Type 1 Diabetes
Type 1 diabetes, also known as juvenile diabetes or insulin-dependent diabetes, is a chronic condition in which the body’s immune system attacks and destroys the cells in the pancreas that produce insulin, a hormone that regulates the amount of glucose in the blood. As a result, individuals with type 1 diabetes are unable to produce insulin and must rely on daily injections or an insulin pump to regulate their glucose levels.
Type 1 diabetes is most commonly diagnosed in childhood or young adulthood, and affects approximately 1 in every 300-400 people in the United States. Unlike type 2 diabetes, which is often linked to lifestyle factors such as obesity and physical inactivity, the exact cause of type 1 diabetes is unknown. However, genetic and environmental factors are thought to play a role in the development of the disease.
In type 1 diabetes, high glucose levels in the blood can cause serious health problems, including heart disease, stroke, kidney disease, blindness, and amputations. In addition, high glucose levels can lead to a condition known as ketoacidosis, in which the body produces high levels of ketones, a byproduct of the breakdown of fatty acids, which can be life-threatening if left untreated.

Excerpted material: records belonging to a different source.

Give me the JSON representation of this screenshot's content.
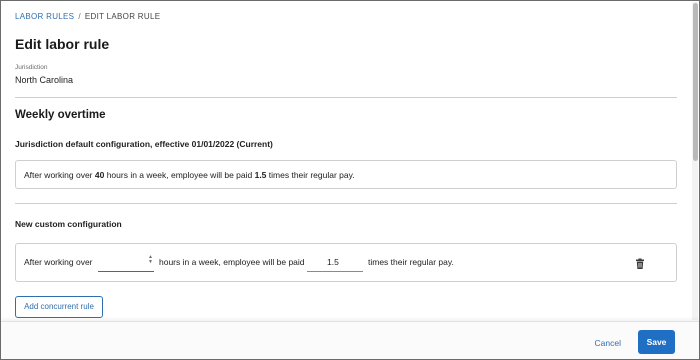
{
  "breadcrumb": {
    "parent": "LABOR RULES",
    "separator": "/",
    "current": "EDIT LABOR RULE"
  },
  "page": {
    "title": "Edit labor rule"
  },
  "jurisdiction": {
    "label": "Jurisdiction",
    "value": "North Carolina"
  },
  "weekly_overtime": {
    "title": "Weekly overtime",
    "default_heading": "Jurisdiction default configuration, effective 01/01/2022 (Current)",
    "default_rule": {
      "prefix": "After working over ",
      "hours": "40",
      "middle": " hours in a week, employee will be paid ",
      "multiplier": "1.5",
      "suffix": " times their regular pay."
    },
    "custom_heading": "New custom configuration",
    "custom_rule": {
      "prefix": "After working over",
      "hours_value": "",
      "middle": "hours in a week, employee will be paid",
      "multiplier_value": "1.5",
      "suffix": "times their regular pay."
    },
    "add_rule_label": "Add concurrent rule"
  },
  "footer": {
    "cancel_label": "Cancel",
    "save_label": "Save"
  },
  "icons": {
    "delete": "trash-icon",
    "stepper": "stepper-arrows-icon"
  },
  "colors": {
    "accent": "#1f6fc4",
    "link": "#2f6fb0"
  }
}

To manage type 1 diabetes, individuals must carefully regulate their glucose levels through a combination of insulin therapy, diet, and physical activity. Insulin therapy, which can be administered through injections or an insulin pump, is the main treatment for type 1 diabetes and helps regulate glucose levels in the blood. In addition, individuals with type 1 diabetes must follow a balanced diet and engage in regular physical activity to help regulate glucose levels and prevent complications.
It is also important for individuals with type 1 diabetes to receive regular medical care, including foot and eye exams, to monitor for any signs of complications. Regular medical care can help individuals with type 1 diabetes effectively manage their condition and reduce the risk of developing serious health problems.

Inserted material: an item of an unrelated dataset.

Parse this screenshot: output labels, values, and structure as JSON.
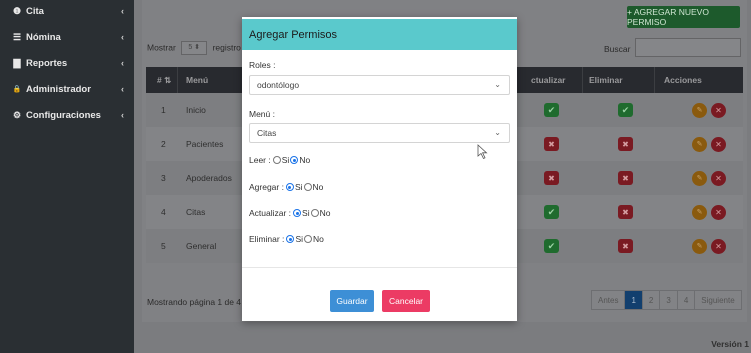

In addition to daily management, individuals with type 1 diabetes must be prepared for emergencies, such as hypoglycemia, or low blood sugar, which can occur if they take too much insulin, miss a meal, or engage in physical activity without eating. Symptoms of hypoglycemia include confusion, dizziness, sweating, shakiness, and headache. To prevent hypoglycemia, individuals with type 1 diabetes must carry emergency glucose, such as candy or juice, and monitor their glucose levels regularly.
Living with type 1 diabetes can be challenging, and it is important for individuals to have support from family, friends, and healthcare providers. There are also support groups and online communities available for individuals with type 1 diabetes, which can provide education, resources, and support.
In conclusion, type 1 diabetes is a chronic condition in which the body’s immune system attacks and destroys the cells in the pancreas that produce insulin. Individuals with type 1 diabetes must rely on daily insulin therapy, a balanced diet, and regular physical activity to regulate their glucose levels and prevent complications. Regular medical care, emergency preparation, and support from loved ones are critical components of good type 1 diabetes management. By working with their healthcare team and making healthy lifestyle choices, individuals with type 1 diabetes can effectively manage their condition and live healthy, active lives.